Problem description - Write out all the entries below without any change.

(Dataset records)
※ ※ ※
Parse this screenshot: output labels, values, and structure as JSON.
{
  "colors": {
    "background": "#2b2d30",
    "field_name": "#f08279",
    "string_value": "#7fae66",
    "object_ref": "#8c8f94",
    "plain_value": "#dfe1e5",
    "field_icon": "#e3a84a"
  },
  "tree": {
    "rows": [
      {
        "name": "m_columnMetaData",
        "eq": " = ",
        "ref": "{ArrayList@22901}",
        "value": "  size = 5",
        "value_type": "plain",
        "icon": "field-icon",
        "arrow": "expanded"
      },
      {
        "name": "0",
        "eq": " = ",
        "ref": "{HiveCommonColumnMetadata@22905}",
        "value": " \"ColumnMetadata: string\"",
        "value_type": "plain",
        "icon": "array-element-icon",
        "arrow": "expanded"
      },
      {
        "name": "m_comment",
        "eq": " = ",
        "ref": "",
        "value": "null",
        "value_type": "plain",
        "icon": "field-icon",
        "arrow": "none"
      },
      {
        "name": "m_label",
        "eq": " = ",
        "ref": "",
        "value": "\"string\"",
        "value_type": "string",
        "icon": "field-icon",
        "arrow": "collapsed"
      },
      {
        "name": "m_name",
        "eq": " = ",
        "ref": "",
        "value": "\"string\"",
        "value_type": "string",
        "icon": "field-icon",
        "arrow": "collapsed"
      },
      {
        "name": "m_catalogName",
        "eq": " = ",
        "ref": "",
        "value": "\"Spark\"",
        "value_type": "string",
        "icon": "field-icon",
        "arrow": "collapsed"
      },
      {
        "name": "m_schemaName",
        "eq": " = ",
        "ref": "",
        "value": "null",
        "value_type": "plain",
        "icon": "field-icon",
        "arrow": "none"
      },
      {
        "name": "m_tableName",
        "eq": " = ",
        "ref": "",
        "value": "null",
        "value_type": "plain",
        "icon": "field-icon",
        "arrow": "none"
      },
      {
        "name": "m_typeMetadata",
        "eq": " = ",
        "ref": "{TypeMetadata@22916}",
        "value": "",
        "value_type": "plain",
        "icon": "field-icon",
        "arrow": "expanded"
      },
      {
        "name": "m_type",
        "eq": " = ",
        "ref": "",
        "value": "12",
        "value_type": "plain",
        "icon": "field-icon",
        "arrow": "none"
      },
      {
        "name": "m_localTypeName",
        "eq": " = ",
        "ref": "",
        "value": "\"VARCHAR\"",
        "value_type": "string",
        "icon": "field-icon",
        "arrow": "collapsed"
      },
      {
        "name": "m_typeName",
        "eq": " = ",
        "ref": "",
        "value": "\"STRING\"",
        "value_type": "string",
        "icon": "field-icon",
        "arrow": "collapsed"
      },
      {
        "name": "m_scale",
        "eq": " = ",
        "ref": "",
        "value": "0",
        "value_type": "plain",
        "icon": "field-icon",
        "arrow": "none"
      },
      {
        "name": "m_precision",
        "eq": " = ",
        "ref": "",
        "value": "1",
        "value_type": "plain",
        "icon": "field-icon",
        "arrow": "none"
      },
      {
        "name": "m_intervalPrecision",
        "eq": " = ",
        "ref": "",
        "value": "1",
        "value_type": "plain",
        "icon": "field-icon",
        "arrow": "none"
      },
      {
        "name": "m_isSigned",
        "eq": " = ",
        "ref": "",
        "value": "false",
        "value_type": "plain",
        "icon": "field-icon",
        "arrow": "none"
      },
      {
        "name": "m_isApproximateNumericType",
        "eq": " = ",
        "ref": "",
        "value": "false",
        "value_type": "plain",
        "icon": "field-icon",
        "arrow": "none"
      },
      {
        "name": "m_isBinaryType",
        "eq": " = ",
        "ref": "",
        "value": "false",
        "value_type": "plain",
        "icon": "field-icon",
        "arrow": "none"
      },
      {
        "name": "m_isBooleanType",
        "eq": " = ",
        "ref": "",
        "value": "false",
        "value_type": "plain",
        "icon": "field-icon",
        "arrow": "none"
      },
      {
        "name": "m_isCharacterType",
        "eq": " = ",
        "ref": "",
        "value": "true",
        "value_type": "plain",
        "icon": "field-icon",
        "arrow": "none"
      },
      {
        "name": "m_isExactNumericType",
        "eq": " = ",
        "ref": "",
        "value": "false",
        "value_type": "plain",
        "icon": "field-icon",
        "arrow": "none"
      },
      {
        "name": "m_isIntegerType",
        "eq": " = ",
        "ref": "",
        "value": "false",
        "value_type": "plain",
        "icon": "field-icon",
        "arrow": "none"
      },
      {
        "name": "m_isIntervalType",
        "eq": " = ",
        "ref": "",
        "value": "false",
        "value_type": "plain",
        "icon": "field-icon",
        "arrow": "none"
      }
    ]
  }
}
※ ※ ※
Output below -
Parse this screenshot: output labels, values, and structure as JSON.
{
  "colors": {
    "background": "#2b2d30",
    "field_name": "#f08279",
    "string_value": "#7fae66",
    "object_ref": "#8c8f94",
    "plain_value": "#dfe1e5",
    "field_icon": "#e3a84a"
  },
  "tree": {
    "rows": [
      {
        "name": "m_columnMetaData",
        "eq": " = ",
        "ref": "{ArrayList@22901}",
        "value": "  size = 5",
        "value_type": "plain",
        "icon": "field-icon",
        "arrow": "expanded"
      },
      {
        "name": "0",
        "eq": " = ",
        "ref": "{HiveCommonColumnMetadata@22905}",
        "value": " \"ColumnMetadata: string\"",
        "value_type": "plain",
        "icon": "array-element-icon",
        "arrow": "expanded"
      },
      {
        "name": "m_comment",
        "eq": " = ",
        "ref": "",
        "value": "null",
        "value_type": "plain",
        "icon": "field-icon",
        "arrow": "none"
      },
      {
        "name": "m_label",
        "eq": " = ",
        "ref": "",
        "value": "\"string\"",
        "value_type": "string",
        "icon": "field-icon",
        "arrow": "collapsed"
      },
      {
        "name": "m_name",
        "eq": " = ",
        "ref": "",
        "value": "\"string\"",
        "value_type": "string",
        "icon": "field-icon",
        "arrow": "collapsed"
      },
      {
        "name": "m_catalogName",
        "eq": " = ",
        "ref": "",
        "value": "\"Spark\"",
        "value_type": "string",
        "icon": "field-icon",
        "arrow": "collapsed"
      },
      {
        "name": "m_schemaName",
        "eq": " = ",
        "ref": "",
        "value": "null",
        "value_type": "plain",
        "icon": "field-icon",
        "arrow": "none"
      },
      {
        "name": "m_tableName",
        "eq": " = ",
        "ref": "",
        "value": "null",
        "value_type": "plain",
        "icon": "field-icon",
        "arrow": "none"
      },
      {
        "name": "m_typeMetadata",
        "eq": " = ",
        "ref": "{TypeMetadata@22916}",
        "value": "",
        "value_type": "plain",
        "icon": "field-icon",
        "arrow": "expanded"
      },
      {
        "name": "m_type",
        "eq": " = ",
        "ref": "",
        "value": "12",
        "value_type": "plain",
        "icon": "field-icon",
        "arrow": "none"
      },
      {
        "name": "m_localTypeName",
        "eq": " = ",
        "ref": "",
        "value": "\"VARCHAR\"",
        "value_type": "string",
        "icon": "field-icon",
        "arrow": "collapsed"
      },
      {
        "name": "m_typeName",
        "eq": " = ",
        "ref": "",
        "value": "\"STRING\"",
        "value_type": "string",
        "icon": "field-icon",
        "arrow": "collapsed"
      },
      {
        "name": "m_scale",
        "eq": " = ",
        "ref": "",
        "value": "0",
        "value_type": "plain",
        "icon": "field-icon",
        "arrow": "none"
      },
      {
        "name": "m_precision",
        "eq": " = ",
        "ref": "",
        "value": "1",
        "value_type": "plain",
        "icon": "field-icon",
        "arrow": "none"
      },
      {
        "name": "m_intervalPrecision",
        "eq": " = ",
        "ref": "",
        "value": "1",
        "value_type": "plain",
        "icon": "field-icon",
        "arrow": "none"
      },
      {
        "name": "m_isSigned",
        "eq": " = ",
        "ref": "",
        "value": "false",
        "value_type": "plain",
        "icon": "field-icon",
        "arrow": "none"
      },
      {
        "name": "m_isApproximateNumericType",
        "eq": " = ",
        "ref": "",
        "value": "false",
        "value_type": "plain",
        "icon": "field-icon",
        "arrow": "none"
      },
      {
        "name": "m_isBinaryType",
        "eq": " = ",
        "ref": "",
        "value": "false",
        "value_type": "plain",
        "icon": "field-icon",
        "arrow": "none"
      },
      {
        "name": "m_isBooleanType",
        "eq": " = ",
        "ref": "",
        "value": "false",
        "value_type": "plain",
        "icon": "field-icon",
        "arrow": "none"
      },
      {
        "name": "m_isCharacterType",
        "eq": " = ",
        "ref": "",
        "value": "true",
        "value_type": "plain",
        "icon": "field-icon",
        "arrow": "none"
      },
      {
        "name": "m_isExactNumericType",
        "eq": " = ",
        "ref": "",
        "value": "false",
        "value_type": "plain",
        "icon": "field-icon",
        "arrow": "none"
      },
      {
        "name": "m_isIntegerType",
        "eq": " = ",
        "ref": "",
        "value": "false",
        "value_type": "plain",
        "icon": "field-icon",
        "arrow": "none"
      },
      {
        "name": "m_isIntervalType",
        "eq": " = ",
        "ref": "",
        "value": "false",
        "value_type": "plain",
        "icon": "field-icon",
        "arrow": "none"
      }
    ]
  }
}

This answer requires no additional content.